- **Assignment**: In the data that follows, find each line containing "time" and copy it.

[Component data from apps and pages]
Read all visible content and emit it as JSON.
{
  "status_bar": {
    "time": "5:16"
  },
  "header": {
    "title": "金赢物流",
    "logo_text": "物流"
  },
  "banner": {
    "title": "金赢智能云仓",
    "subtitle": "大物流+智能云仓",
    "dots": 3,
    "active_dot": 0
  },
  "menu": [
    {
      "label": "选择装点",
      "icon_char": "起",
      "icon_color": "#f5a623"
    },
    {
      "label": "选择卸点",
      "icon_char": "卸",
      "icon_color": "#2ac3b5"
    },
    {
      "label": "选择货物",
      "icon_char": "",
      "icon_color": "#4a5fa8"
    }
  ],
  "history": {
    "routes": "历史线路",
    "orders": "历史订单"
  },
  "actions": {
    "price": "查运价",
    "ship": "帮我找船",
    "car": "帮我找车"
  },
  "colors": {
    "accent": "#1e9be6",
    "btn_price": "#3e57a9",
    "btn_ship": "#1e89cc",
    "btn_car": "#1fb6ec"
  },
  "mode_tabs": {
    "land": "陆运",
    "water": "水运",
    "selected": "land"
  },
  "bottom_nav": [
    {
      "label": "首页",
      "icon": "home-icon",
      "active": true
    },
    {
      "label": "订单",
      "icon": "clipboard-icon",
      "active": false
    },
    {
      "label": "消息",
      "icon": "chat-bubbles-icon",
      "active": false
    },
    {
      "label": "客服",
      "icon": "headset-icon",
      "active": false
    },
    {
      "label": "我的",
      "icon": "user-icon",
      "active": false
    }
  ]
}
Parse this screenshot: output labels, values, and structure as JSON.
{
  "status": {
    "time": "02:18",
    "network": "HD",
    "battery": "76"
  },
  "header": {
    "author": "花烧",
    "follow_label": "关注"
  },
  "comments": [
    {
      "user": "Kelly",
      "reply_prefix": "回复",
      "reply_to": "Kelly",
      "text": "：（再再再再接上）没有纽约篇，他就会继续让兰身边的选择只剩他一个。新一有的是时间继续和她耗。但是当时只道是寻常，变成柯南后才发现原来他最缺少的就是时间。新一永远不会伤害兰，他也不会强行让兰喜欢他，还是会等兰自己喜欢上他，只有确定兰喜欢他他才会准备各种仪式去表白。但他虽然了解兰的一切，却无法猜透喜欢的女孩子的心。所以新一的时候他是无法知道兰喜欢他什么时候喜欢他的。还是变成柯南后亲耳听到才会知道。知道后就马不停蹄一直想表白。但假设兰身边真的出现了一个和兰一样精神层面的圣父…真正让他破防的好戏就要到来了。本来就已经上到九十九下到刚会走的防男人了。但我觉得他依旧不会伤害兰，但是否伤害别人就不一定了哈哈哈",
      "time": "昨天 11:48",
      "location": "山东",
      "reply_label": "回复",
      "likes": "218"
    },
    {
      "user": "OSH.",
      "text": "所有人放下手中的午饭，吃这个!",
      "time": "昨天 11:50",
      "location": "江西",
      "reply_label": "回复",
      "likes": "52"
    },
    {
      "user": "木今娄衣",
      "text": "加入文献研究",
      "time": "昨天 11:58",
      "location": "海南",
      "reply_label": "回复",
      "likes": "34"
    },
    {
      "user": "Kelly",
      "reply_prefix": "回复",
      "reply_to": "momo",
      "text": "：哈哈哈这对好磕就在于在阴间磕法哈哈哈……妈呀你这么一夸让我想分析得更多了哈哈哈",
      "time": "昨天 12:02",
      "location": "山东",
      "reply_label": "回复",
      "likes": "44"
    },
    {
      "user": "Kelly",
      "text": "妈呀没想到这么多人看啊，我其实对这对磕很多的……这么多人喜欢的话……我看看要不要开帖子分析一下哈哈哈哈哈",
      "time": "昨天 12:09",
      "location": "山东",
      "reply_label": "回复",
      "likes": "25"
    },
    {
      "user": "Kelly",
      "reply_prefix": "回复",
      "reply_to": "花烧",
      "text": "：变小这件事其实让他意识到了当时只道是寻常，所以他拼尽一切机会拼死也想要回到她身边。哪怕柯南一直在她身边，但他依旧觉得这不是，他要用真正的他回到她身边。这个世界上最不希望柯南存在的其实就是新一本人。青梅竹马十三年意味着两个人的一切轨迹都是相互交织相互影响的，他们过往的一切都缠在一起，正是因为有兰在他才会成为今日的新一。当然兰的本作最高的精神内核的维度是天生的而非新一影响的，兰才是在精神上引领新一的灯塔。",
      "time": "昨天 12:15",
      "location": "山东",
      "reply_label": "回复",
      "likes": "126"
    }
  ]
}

- **Answer to this exercise**:
    "time": "5:16"
    "time": "02:18",
      "time": "昨天 11:48",
      "time": "昨天 11:50",
      "time": "昨天 11:58",
      "time": "昨天 12:02",
      "time": "昨天 12:09",
      "time": "昨天 12:15",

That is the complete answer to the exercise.